Airbus, on the other hand, forecast demand for more hub-based travel, requiring bigger aircraft, hence the development of the 550-800-seater double-decker A380. The A380 is increasingly establishing itself. Emirates has ordered 30, and has plans for 90 more. It recently opened a A380-dedicated terminal [6th January 2013]. Implementing either of The competing strategies will result in interesting challenges in the immediate and longer-term.

Doping in tennis: thinking the unthinkable

February 5, 2013

Rafa NadalAndy Murray calls for stricter anti-doping measures for tennis. This is news partly an aftershock from the Lance Armstrong case in cycling. It raises an alternative explanation for near super-human endurance feats of top tennis players from time to time

[Updated March 2015]

News stories sometimes reveal a series of earlier incidents which seem to be connected. The antecedents are not necessarily causes. Take this week’s story of doping in tennis. Doping has made headlines in recent weeks [Jan 2012] over the downfall of Lance Armstrong, one of the biggest names in cycling. The entire sport risks pariah status if it cannot be seen to have taken steps to clean up its act.
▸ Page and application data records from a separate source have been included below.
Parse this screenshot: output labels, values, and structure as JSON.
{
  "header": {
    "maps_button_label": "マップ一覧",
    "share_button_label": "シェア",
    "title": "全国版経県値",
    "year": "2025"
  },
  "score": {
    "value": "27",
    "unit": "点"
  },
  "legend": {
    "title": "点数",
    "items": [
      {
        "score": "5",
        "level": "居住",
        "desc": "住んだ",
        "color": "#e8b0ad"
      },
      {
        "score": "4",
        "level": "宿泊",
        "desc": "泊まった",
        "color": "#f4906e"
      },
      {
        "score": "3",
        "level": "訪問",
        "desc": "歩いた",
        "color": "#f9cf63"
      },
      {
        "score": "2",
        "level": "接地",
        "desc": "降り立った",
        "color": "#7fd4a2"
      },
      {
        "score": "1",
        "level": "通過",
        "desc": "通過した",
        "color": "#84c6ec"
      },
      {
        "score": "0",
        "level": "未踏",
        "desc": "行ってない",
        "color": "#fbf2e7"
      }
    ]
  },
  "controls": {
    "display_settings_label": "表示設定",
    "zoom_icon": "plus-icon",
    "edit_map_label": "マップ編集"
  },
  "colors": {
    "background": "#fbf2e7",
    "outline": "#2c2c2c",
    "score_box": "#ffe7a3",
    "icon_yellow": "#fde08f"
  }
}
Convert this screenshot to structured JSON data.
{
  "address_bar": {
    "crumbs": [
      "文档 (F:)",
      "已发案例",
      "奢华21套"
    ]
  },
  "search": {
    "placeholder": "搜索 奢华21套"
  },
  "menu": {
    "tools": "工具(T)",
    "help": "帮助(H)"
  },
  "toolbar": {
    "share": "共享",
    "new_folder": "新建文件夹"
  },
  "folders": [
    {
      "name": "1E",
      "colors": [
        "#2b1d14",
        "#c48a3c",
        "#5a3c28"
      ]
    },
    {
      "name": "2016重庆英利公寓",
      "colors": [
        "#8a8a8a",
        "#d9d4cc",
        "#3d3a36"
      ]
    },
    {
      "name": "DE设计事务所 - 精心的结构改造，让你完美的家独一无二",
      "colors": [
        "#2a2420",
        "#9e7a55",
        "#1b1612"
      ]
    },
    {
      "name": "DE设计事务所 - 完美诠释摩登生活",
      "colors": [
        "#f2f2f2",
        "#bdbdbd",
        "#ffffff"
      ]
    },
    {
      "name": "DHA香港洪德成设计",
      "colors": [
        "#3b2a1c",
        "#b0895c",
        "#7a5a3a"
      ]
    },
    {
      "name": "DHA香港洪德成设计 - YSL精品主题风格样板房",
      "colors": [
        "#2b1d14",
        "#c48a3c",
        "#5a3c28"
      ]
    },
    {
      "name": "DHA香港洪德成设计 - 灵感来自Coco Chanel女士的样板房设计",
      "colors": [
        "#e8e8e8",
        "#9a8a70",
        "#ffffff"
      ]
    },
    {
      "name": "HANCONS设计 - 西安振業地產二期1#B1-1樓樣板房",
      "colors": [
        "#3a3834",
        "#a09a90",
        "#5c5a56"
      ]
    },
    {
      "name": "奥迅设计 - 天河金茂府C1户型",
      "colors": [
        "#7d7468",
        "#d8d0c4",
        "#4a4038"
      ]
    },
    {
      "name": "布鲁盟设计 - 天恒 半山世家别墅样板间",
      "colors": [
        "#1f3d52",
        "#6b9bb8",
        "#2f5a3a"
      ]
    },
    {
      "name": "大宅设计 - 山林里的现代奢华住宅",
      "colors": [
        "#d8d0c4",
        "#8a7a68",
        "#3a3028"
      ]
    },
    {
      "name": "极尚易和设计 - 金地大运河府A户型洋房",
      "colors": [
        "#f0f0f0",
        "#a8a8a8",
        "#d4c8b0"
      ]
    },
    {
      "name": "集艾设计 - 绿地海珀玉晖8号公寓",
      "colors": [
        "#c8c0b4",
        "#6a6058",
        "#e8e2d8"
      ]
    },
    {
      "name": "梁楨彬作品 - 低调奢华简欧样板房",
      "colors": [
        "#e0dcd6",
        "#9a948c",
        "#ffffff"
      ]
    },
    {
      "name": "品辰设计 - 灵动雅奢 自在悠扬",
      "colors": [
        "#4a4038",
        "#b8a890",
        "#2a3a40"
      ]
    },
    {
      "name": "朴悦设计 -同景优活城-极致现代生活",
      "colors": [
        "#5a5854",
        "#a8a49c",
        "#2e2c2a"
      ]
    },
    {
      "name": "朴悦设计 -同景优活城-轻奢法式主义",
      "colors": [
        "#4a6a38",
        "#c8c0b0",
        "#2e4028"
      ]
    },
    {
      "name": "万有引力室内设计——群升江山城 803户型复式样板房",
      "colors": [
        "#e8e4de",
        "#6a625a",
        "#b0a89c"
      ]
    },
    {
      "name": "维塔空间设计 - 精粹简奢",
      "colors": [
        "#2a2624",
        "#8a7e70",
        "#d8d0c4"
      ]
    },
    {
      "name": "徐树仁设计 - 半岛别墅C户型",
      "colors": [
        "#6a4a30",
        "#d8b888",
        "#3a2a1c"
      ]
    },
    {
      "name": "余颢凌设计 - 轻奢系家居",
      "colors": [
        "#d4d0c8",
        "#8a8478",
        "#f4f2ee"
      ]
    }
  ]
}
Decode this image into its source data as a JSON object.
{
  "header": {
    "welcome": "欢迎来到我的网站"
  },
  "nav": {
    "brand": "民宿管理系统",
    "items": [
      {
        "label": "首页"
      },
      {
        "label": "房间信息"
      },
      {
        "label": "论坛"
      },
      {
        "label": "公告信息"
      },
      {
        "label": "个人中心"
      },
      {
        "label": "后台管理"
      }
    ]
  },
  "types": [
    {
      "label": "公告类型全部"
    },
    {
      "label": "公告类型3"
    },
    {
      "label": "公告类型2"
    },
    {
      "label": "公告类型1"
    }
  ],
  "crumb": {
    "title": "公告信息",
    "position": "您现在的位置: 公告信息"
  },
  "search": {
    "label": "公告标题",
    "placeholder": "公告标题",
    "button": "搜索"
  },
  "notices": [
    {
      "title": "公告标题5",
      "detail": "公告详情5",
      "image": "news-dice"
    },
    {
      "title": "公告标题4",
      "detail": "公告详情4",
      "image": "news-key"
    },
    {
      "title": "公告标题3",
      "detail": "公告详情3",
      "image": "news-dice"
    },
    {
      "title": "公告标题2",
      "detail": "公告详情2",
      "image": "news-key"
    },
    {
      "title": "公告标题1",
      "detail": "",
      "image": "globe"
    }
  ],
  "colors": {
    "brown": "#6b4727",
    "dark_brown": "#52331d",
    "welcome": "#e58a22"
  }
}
A more recent cycling icon, Bradley Wiggins, speaks up for the clean cyclists who feel that Armstrong has diminished their achievements.

Read the rest of this entry »

Virgin Mary crisps withdrawn by Pret A Manger

February 3, 2013

Virgin Mary CrispsThe Pret A Manger food chain has withdrawn its line of Virgin Mary crisps from sale, following protests from Catholic leaders

The crisps were tomato flavor, and the name indicates a relationship to the Bloody Mary cocktail, a potent and popular concoction of vodka, tomato sauce, Tabasco sauce and assorted and idiosyncratic ingredients introduced by innovative cocktail makers.  Among enthusiasts for the drink was one Ernest Hemingway.

Bloody Mary

While Bloody Mary has always struck me as a term with potentially inflammatory connotations for Christians, it seems to have mostly avoided demonology.  The deepest objections come from those who rail across the demon drink in all its manifestations.

The Cult of Mary

The labeling of Virgin Mary crisps, however, triggers off far more powerful reactions. The Catholic Church has elevated Mary, Mother of Christ, to what has been described as cult status.

A gift to the poor

Unsurprising that Catholic leaders protested vehemently over the crisps, and Pret backed down after a broadside from the Protect the Pope website.  The offensive crisps were withdrawn and donated to the poor.  I have heard no objections to this further symbolic gesture.


The brouhaha reminded me of the outrage during the Pope’s visit to England in 2010 over the leaking of weird ideas to jazz up the visit. The bizarre outpourings of a brainstorming hit the headlines briefly. Another downer for practitioners of creativity-spurring techniques, I thought at the time.

Halal contamination

This week also saw the story of Halal meat contaminated with traces of Pork, offensive to the dietary observations of Muslim and Jewish religious practices. 

Religions sustain their beliefs through symbols.  A perceived attack on the symbols is a perceived attack which goes to the core of the religious beliefs.

On giving offence

I had no intention writing this blogpost to offend the sensibilities of subscribers to Leaders We Deserve. The image above was taken from Catholic Answers Forum. The story seems to me to have considerable interest to leaders and leadership students.